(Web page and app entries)
Start of Block

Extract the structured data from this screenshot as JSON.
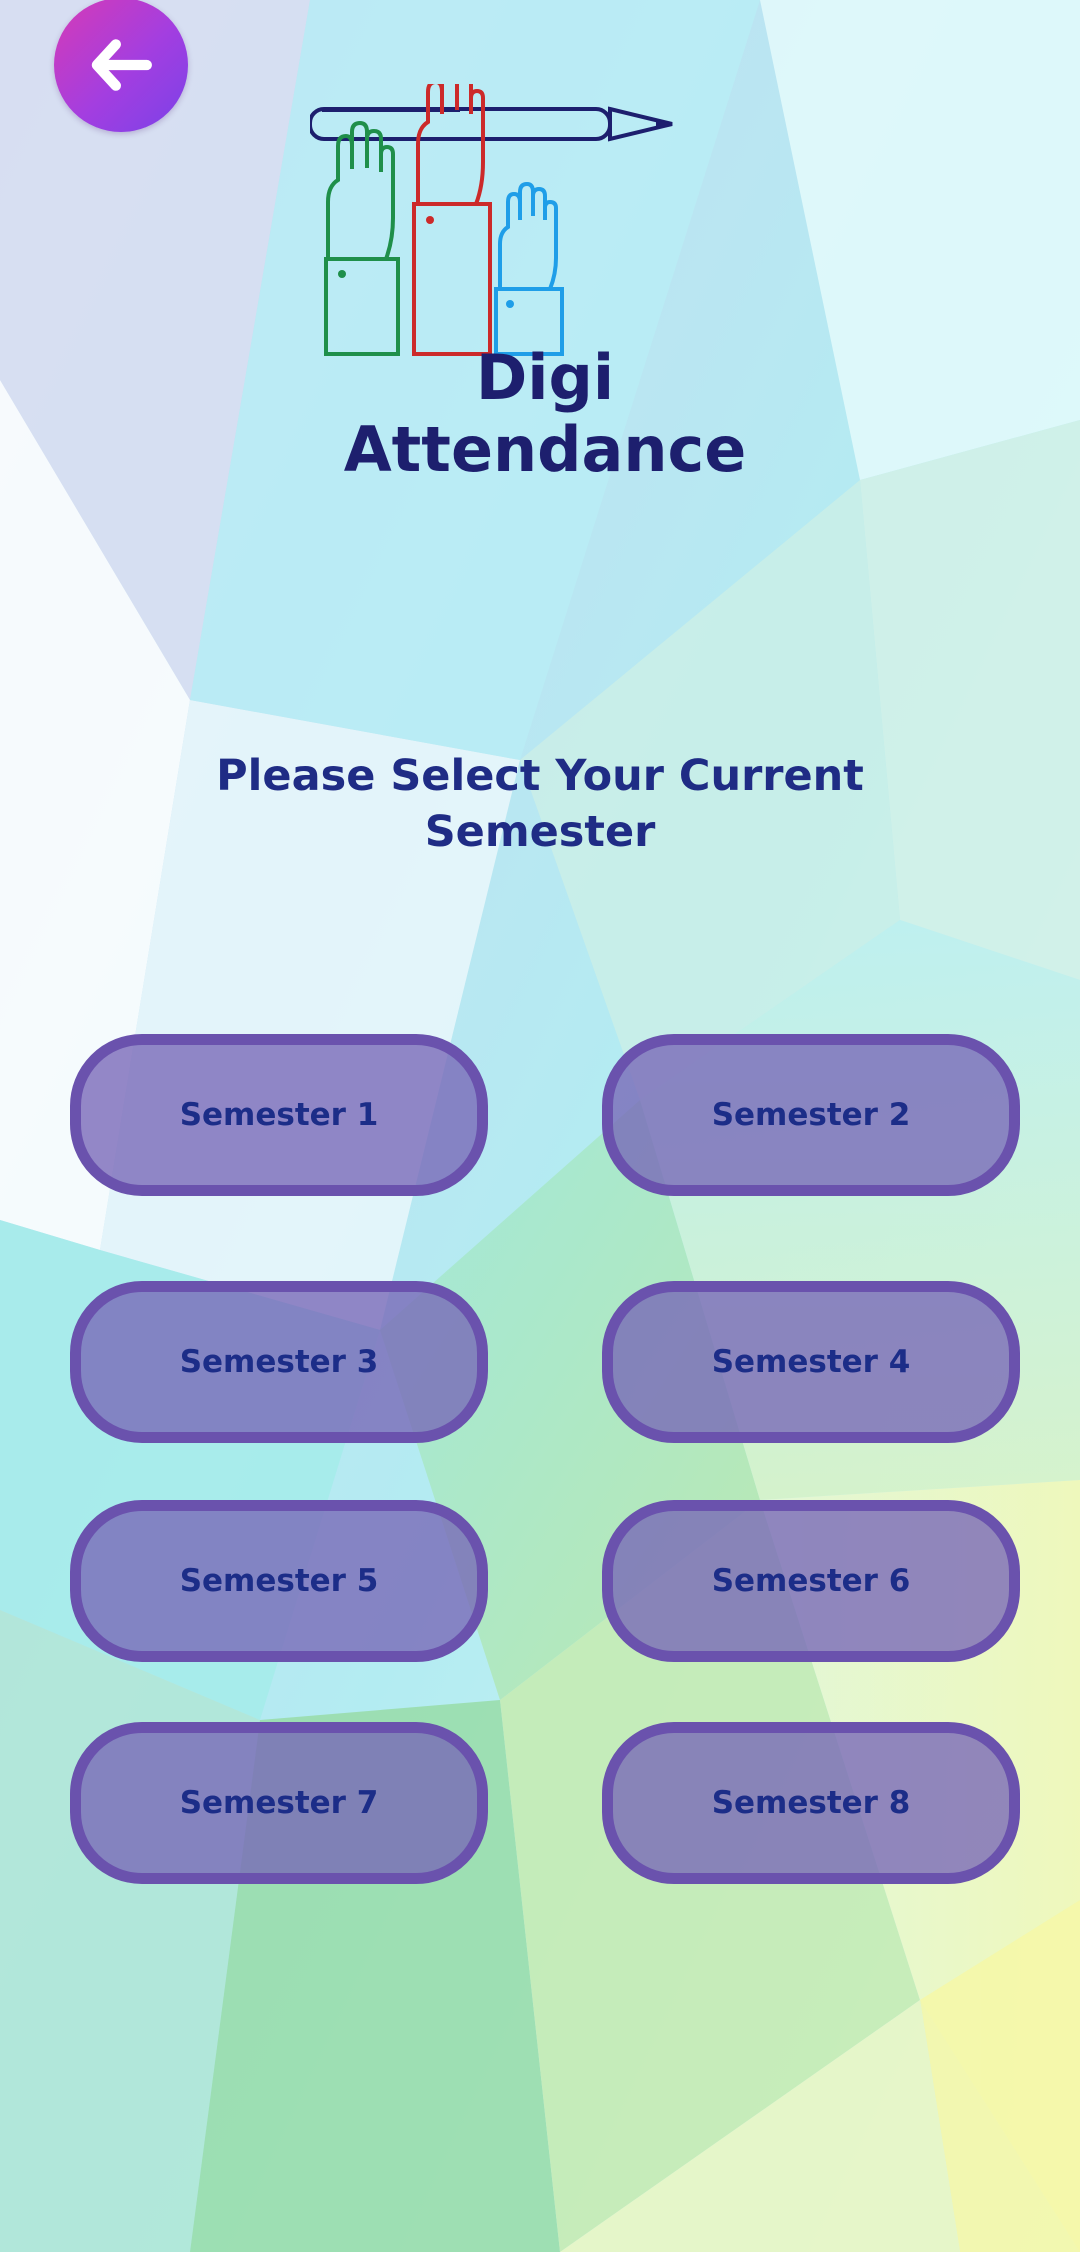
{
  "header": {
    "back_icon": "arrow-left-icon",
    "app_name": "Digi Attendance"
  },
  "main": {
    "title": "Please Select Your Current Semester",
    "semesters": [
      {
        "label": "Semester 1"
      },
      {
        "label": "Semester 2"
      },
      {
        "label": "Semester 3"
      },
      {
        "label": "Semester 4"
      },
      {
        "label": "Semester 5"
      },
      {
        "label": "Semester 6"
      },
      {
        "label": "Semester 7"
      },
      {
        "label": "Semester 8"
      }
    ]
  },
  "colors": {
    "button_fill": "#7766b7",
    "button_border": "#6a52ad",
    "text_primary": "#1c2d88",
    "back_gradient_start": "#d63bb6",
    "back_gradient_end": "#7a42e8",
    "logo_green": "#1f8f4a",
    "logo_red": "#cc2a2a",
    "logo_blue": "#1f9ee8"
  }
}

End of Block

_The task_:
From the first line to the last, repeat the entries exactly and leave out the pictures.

_Result of this task_:
Extract the structured data from this screenshot as JSON.
{
  "header": {
    "back_icon": "arrow-left-icon",
    "app_name": "Digi Attendance"
  },
  "main": {
    "title": "Please Select Your Current Semester",
    "semesters": [
      {
        "label": "Semester 1"
      },
      {
        "label": "Semester 2"
      },
      {
        "label": "Semester 3"
      },
      {
        "label": "Semester 4"
      },
      {
        "label": "Semester 5"
      },
      {
        "label": "Semester 6"
      },
      {
        "label": "Semester 7"
      },
      {
        "label": "Semester 8"
      }
    ]
  },
  "colors": {
    "button_fill": "#7766b7",
    "button_border": "#6a52ad",
    "text_primary": "#1c2d88",
    "back_gradient_start": "#d63bb6",
    "back_gradient_end": "#7a42e8",
    "logo_green": "#1f8f4a",
    "logo_red": "#cc2a2a",
    "logo_blue": "#1f9ee8"
  }
}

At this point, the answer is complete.